Element data from apps and pages
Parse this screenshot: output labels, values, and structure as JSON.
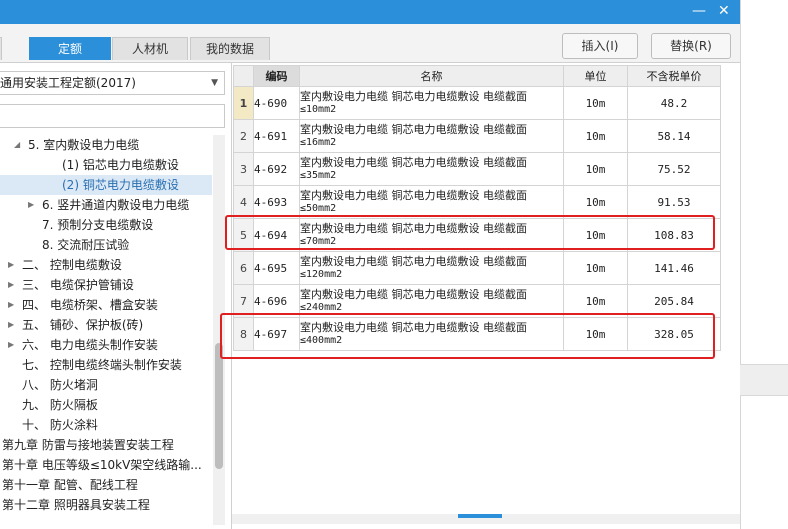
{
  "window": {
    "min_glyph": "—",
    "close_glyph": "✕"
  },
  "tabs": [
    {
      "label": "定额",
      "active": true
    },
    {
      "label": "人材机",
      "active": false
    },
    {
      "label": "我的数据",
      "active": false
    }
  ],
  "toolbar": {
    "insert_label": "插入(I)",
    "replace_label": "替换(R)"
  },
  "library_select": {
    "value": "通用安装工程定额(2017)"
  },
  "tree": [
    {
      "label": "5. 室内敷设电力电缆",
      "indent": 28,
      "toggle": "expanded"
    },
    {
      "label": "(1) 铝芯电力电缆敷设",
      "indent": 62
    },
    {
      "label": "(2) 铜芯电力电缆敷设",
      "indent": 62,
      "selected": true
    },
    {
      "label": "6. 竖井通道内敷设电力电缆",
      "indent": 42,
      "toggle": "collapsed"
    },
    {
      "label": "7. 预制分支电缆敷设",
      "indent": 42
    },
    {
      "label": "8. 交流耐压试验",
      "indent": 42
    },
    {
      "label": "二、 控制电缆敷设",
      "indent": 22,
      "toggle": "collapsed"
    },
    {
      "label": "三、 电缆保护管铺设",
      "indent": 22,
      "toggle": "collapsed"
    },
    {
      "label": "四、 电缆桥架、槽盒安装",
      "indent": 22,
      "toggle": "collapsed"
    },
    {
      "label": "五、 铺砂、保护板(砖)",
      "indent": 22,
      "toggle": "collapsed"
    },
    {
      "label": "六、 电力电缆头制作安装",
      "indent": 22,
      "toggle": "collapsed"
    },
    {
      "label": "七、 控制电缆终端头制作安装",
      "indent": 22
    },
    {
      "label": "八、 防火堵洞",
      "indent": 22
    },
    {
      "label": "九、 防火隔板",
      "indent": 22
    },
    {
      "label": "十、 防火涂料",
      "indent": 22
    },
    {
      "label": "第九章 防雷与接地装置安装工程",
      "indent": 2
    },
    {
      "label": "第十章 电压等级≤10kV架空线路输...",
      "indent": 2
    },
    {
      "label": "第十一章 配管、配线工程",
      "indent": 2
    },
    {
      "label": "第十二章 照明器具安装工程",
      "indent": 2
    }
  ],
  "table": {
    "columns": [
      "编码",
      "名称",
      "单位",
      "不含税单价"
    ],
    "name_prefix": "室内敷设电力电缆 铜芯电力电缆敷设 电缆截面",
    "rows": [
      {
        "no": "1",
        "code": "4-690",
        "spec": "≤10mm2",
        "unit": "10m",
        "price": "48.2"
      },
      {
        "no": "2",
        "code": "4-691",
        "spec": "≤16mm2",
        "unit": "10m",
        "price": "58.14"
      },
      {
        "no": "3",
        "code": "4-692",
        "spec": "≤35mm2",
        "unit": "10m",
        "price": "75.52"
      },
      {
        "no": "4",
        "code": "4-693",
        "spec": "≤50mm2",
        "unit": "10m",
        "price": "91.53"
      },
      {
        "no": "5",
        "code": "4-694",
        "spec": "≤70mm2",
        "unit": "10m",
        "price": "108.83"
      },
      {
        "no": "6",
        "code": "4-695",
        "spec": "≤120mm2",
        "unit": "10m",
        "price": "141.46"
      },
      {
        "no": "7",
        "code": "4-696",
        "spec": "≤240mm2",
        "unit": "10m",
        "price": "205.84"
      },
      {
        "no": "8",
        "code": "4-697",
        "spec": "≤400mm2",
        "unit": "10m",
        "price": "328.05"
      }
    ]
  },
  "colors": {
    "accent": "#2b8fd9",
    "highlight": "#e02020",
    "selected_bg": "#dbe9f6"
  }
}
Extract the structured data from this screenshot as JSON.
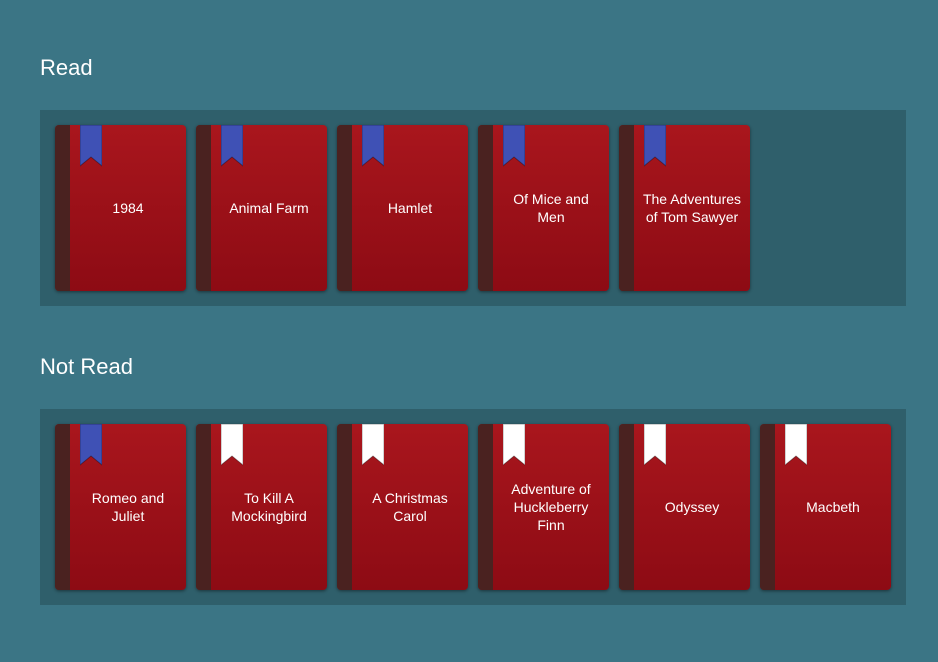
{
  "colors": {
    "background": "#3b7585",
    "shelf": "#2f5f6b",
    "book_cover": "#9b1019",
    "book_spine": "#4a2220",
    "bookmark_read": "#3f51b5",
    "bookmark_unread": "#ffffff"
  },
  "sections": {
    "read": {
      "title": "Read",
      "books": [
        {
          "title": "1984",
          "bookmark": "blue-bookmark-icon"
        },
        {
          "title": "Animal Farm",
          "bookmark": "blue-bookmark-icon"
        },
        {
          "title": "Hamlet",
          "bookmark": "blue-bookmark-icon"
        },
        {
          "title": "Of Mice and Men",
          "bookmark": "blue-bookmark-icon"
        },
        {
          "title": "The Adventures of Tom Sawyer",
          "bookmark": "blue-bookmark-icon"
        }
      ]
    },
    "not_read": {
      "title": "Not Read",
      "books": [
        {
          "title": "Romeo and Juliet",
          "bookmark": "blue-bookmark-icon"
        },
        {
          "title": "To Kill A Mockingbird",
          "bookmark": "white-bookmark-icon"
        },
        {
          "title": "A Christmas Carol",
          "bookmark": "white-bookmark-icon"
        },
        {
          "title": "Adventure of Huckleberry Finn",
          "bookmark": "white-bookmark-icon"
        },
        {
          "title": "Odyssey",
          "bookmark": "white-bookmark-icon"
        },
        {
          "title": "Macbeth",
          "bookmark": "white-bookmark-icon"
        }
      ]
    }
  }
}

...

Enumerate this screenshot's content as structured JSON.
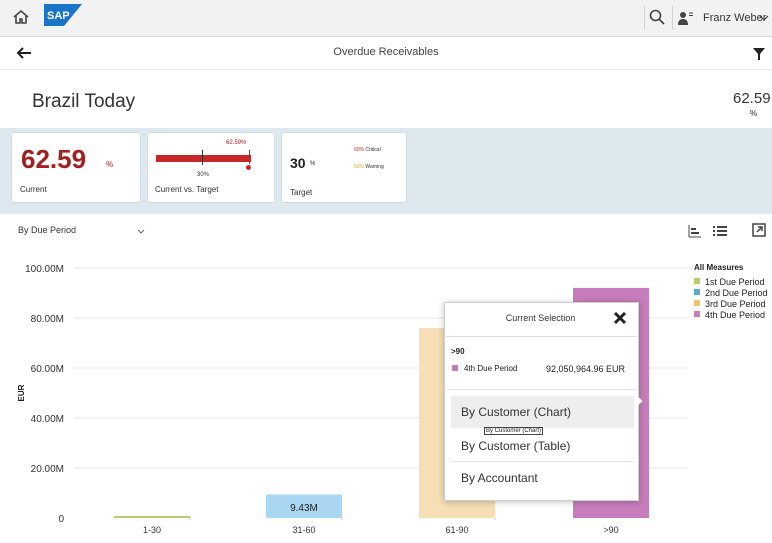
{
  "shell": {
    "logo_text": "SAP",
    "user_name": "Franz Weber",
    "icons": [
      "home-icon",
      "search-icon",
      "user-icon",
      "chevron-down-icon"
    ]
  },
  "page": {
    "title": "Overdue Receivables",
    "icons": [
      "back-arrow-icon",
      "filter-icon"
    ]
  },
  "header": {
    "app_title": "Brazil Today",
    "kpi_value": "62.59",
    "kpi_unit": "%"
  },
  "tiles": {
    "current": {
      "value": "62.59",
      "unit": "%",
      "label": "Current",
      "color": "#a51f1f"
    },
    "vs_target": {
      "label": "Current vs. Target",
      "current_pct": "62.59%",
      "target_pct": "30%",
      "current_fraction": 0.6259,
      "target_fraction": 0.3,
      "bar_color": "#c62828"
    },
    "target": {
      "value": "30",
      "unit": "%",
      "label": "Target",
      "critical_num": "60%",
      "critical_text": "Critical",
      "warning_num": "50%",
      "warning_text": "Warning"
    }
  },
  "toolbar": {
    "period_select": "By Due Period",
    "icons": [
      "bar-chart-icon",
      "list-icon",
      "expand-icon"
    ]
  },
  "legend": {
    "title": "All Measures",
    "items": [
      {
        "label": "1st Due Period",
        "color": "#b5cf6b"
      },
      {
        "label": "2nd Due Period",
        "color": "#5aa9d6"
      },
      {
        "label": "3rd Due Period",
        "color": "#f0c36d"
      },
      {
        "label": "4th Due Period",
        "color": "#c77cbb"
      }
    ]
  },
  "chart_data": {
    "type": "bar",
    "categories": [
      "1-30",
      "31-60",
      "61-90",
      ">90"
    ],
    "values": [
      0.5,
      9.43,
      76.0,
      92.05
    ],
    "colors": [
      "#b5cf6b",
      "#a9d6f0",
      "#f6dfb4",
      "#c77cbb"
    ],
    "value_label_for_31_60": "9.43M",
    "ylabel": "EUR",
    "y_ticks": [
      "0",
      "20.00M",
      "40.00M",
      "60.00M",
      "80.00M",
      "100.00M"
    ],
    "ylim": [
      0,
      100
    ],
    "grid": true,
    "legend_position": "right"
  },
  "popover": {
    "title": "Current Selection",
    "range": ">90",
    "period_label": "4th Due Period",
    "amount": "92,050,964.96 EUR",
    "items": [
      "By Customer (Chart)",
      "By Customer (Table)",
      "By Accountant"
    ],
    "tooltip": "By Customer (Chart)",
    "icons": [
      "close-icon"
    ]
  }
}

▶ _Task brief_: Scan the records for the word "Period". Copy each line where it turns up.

▶ _Completed task_:
    "period_select": "By Due Period",
        "label": "1st Due Period",
        "label": "2nd Due Period",
        "label": "3rd Due Period",
        "label": "4th Due Period",
    "period_label": "4th Due Period",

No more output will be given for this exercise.